Imagine receiving a text from an unknown number saying, "My father just died and I'm devastated. I'm sending you details of the wake and I hope you can come [Link]."
You're skeptical about the text's legitimacy and do not click. A few days later you receive another more alarming text using your real daughter's name: "Judith was just in an accident and she is in grave condition. I hope you can come, here is where she is hospitalized [Link]."
These kinds of SMS messages are designed to startle you so much that you don't hesitate to click on the links. But these particular texts targeted active supporters of Mexico's soda tax, a public health measure to reduce the consumption of sugary drinks.
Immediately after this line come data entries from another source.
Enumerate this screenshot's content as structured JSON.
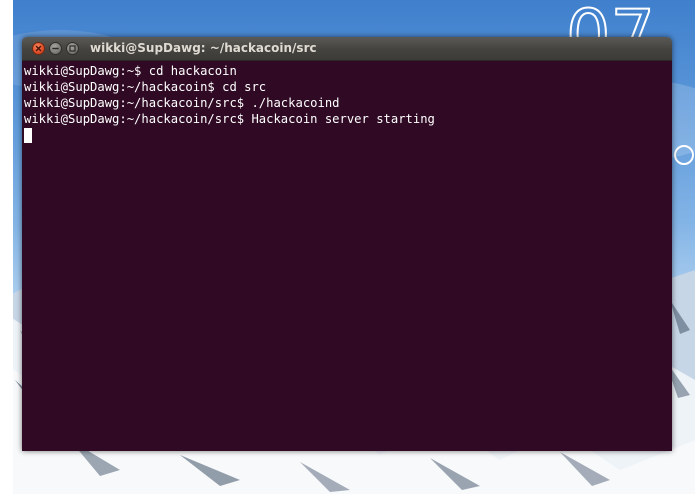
{
  "desktop": {
    "wallpaper": "snowy-mountains-blue-sky",
    "clock_fragment": "07"
  },
  "window": {
    "title": "wikki@SupDawg: ~/hackacoin/src",
    "buttons": {
      "close": "close-icon",
      "minimize": "minimize-icon",
      "maximize": "maximize-icon"
    }
  },
  "terminal": {
    "background": "#300a24",
    "foreground": "#ffffff",
    "lines": [
      "wikki@SupDawg:~$ cd hackacoin",
      "wikki@SupDawg:~/hackacoin$ cd src",
      "wikki@SupDawg:~/hackacoin/src$ ./hackacoind",
      "wikki@SupDawg:~/hackacoin/src$ Hackacoin server starting"
    ]
  }
}
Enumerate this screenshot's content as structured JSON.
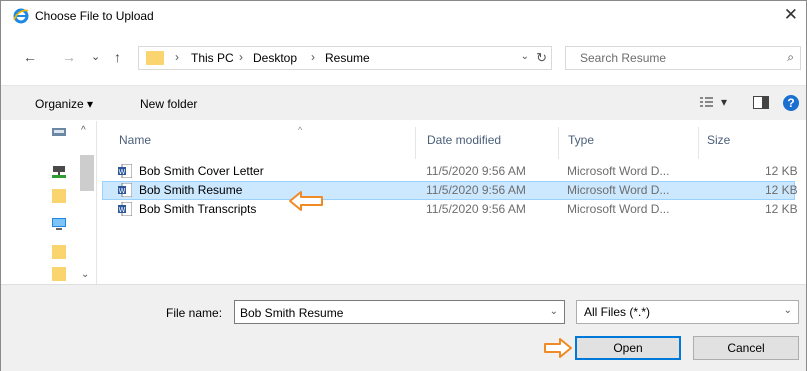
{
  "window": {
    "title": "Choose File to Upload",
    "close_glyph": "✕"
  },
  "nav_buttons": {
    "back": "←",
    "forward": "→",
    "recent": "⌄",
    "up": "↑"
  },
  "address": {
    "breadcrumbs": [
      "This PC",
      "Desktop",
      "Resume"
    ],
    "separator": "›",
    "dropdown": "⌄",
    "refresh": "↻"
  },
  "search": {
    "placeholder": "Search Resume",
    "icon": "⌕"
  },
  "toolbar": {
    "organize_label": "Organize ▾",
    "new_folder_label": "New folder",
    "view_dropdown": "▾",
    "help": "?"
  },
  "columns": {
    "name": "Name",
    "date": "Date modified",
    "type": "Type",
    "size": "Size",
    "sort_caret": "^"
  },
  "files": [
    {
      "name": "Bob Smith Cover Letter",
      "date": "11/5/2020 9:56 AM",
      "type": "Microsoft Word D...",
      "size": "12 KB",
      "selected": false
    },
    {
      "name": "Bob Smith Resume",
      "date": "11/5/2020 9:56 AM",
      "type": "Microsoft Word D...",
      "size": "12 KB",
      "selected": true
    },
    {
      "name": "Bob Smith Transcripts",
      "date": "11/5/2020 9:56 AM",
      "type": "Microsoft Word D...",
      "size": "12 KB",
      "selected": false
    }
  ],
  "bottom": {
    "file_name_label": "File name:",
    "file_name_value": "Bob Smith Resume",
    "filter_value": "All Files (*.*)",
    "dropdown": "⌄",
    "open_label": "Open",
    "cancel_label": "Cancel"
  },
  "colors": {
    "accent": "#0078d7",
    "selection": "#cce8ff",
    "annotation_arrow": "#f08a24"
  }
}
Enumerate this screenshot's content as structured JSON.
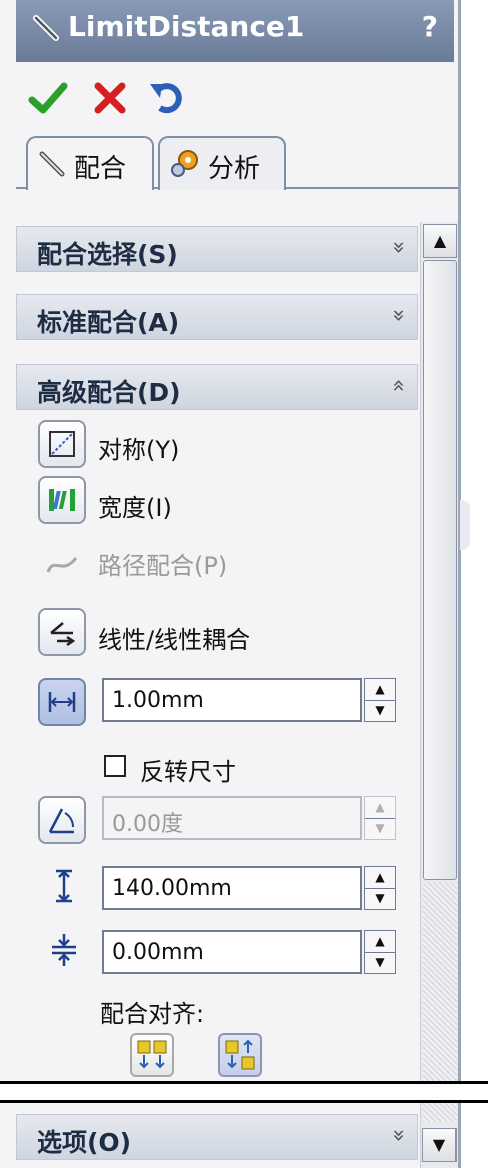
{
  "window": {
    "title": "LimitDistance1",
    "help_label": "?"
  },
  "actions": {
    "ok_icon": "checkmark-icon",
    "cancel_icon": "x-icon",
    "undo_icon": "undo-icon"
  },
  "tabs": [
    {
      "label": "配合",
      "icon": "paperclip-icon"
    },
    {
      "label": "分析",
      "icon": "analysis-icon"
    }
  ],
  "sections": {
    "mate_selection": {
      "title": "配合选择(S)",
      "chevron": "»"
    },
    "standard_mates": {
      "title": "标准配合(A)",
      "chevron": "»"
    },
    "advanced_mates": {
      "title": "高级配合(D)",
      "chevron": "«"
    },
    "options": {
      "title": "选项(O)",
      "chevron": "»"
    }
  },
  "advanced": {
    "symmetric": "对称(Y)",
    "width": "宽度(I)",
    "path_mate": "路径配合(P)",
    "linear_coupler": "线性/线性耦合",
    "distance_value": "1.00mm",
    "flip_dimension": "反转尺寸",
    "angle_value": "0.00度",
    "max_value": "140.00mm",
    "min_value": "0.00mm",
    "mate_alignment": "配合对齐:"
  },
  "colors": {
    "title_bar": "#7888a6",
    "section_header": "#d8dde6",
    "accent_green": "#2aa02a",
    "accent_red": "#d42020"
  }
}
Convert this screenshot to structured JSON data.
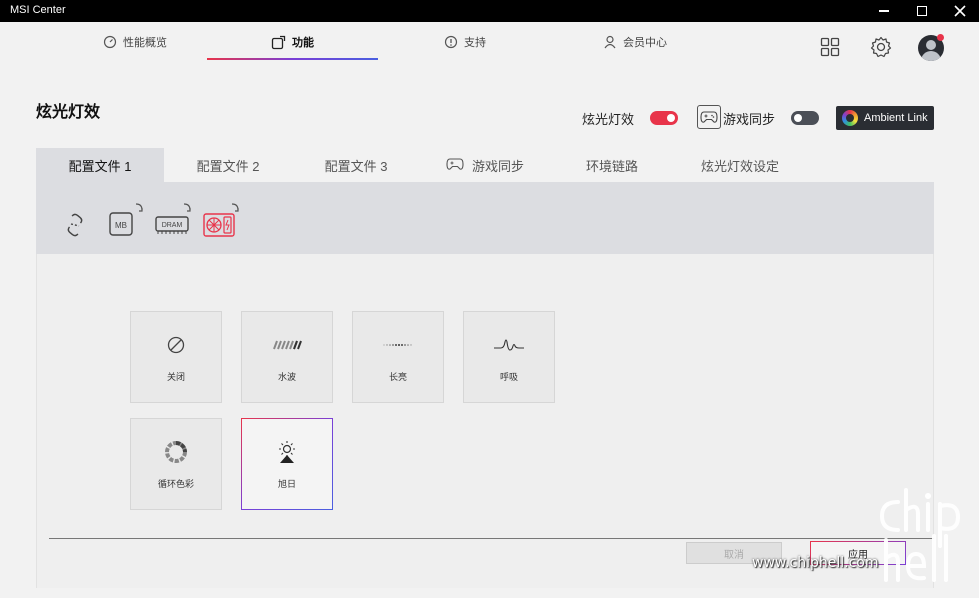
{
  "window": {
    "title": "MSI Center"
  },
  "nav": {
    "tabs": [
      {
        "label": "性能概览",
        "icon": "gauge-icon"
      },
      {
        "label": "功能",
        "icon": "features-icon",
        "active": true
      },
      {
        "label": "支持",
        "icon": "support-icon"
      },
      {
        "label": "会员中心",
        "icon": "user-icon"
      }
    ]
  },
  "page": {
    "title": "炫光灯效",
    "rgb_toggle_label": "炫光灯效",
    "game_sync_label": "游戏同步",
    "rgb_toggle_on": true,
    "game_sync_on": false,
    "ambient_link_label": "Ambient Link"
  },
  "profile_tabs": [
    {
      "label": "配置文件 1",
      "active": true
    },
    {
      "label": "配置文件 2"
    },
    {
      "label": "配置文件 3"
    },
    {
      "label": "游戏同步",
      "icon": "gamepad-icon"
    },
    {
      "label": "环境链路"
    },
    {
      "label": "炫光灯效设定"
    }
  ],
  "devices": [
    {
      "name": "link-sync-icon"
    },
    {
      "name": "motherboard-icon",
      "text": "MB"
    },
    {
      "name": "dram-icon",
      "text": "DRAM"
    },
    {
      "name": "fan-device-icon",
      "selected": true
    }
  ],
  "effects": [
    {
      "label": "关闭",
      "icon": "off-icon"
    },
    {
      "label": "水波",
      "icon": "wave-icon"
    },
    {
      "label": "长亮",
      "icon": "steady-icon"
    },
    {
      "label": "呼吸",
      "icon": "breathing-icon"
    },
    {
      "label": "循环色彩",
      "icon": "color-cycle-icon"
    },
    {
      "label": "旭日",
      "icon": "sunrise-icon",
      "selected": true
    }
  ],
  "actions": {
    "cancel_label": "取消",
    "apply_label": "应用"
  },
  "watermark": {
    "text": "www.chiphell.com"
  },
  "colors": {
    "accent_red": "#e8344a",
    "accent_purple": "#7a3fd6",
    "dark": "#2a2d33"
  }
}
Clicking on these links would have enabled the installation of spyware allowing opponents of the soda tax to steal information from your phone and remotely control the device's functions, letting the hackers eavesdrop on your conversations.
Uncovering this cyber-attack technique is the kind of thing that makes Citizen Lab so valuable. The unique interdisciplinary hub of digital research has been operating out of the Munk School of Global Affairs at the University of Toronto since 2001. Its researchers are known for analyzing the ways technology is being used to stifle free speech and attack civil society.
In those 16 years, Citizen Lab has revealed electronic spying networks and published reports on the large number of corporations that provide digital spyware for repressive regimes.
The Lab's most recent report, on that Mexican spyware targeting health advocates, says the operation used spyware created by the NSO Group, an Israeli company that sells intrusion tools to remotely compromise mobile phones.
While the Lab has tracked texts similar to those used in Mexico, senior researcher John Scott-Railton says the Mexican attack on anti-obesity advocates represents the first time that strategy has been aimed at activists as opposed to higher-profile threats to paranoid governments such as investigative journalists.
"It was novel to learn that these threats were made against those just trying to rally around a public health issue," says Scott-Railton.
Previous papers by Citizen Lab on NSO Group spyware highlighted, for example, the targeting of a Mexican journalist who reported on a presidential scandal.
Scott-Railton says the Lab and Amnesty International were contacted by open internet advocates Access Now, which had received a request for assistance on its helpline from R3D and SocialTIC, two Mexican NGOs working on digital rights and security. These NGOs helped Citizen Lab researchers collect suspicious messages from a range of Mexican targets.
"We work hard to highlight the global proliferation of digital surveillance tools," says Scott-Railton. "More and more states want to remotely hack those they perceive as threats, and more companies are making that software available in forums or the dark web."
In early February, the Lab also reported on the targeting of Egyptian NGOs by a sophisticated phishing scam. Scott-Railton and his team discovered that operators lifted language from a circulating NGO statement and embellished it with information about a fake meeting. These aren't your spam folder's everyday scams.
While it's often said that hackers are steps ahead of their detectors, Scott-Railton says part of the solution lies in educating civil groups and the general public about prudent online behaviour.
"These messages are emotional and familiar, and people can't resist clicking on the links," he says. "We have to make people realize how dangerous that can be."
We're not all anti-obesity activists or NGO founders, but Scott-Railton says the canary in the coal mine is cyber-attacks against civil society and that they will eventually affect everyone else. If you've ever received a spammy-looking text, you know what he means.
"Your phone can be targeted, David," Scott-Railton says bluntly. "Anyone's phone can be targeted. There's a global vulnerability in the mobile phone system, and no one is immune."
As proactive as the Lab has been in exposing these threats and educating the global cyber-security industry about how to combat them, Scott-Railton would like to see education on the topic begin at a younger age.
"So many kids are growing up with these digital tools, there should be a class teaching them about what these technologies do and how to avoid getting attacked. We're in an era of tremendous change, and we have to keep up with the times."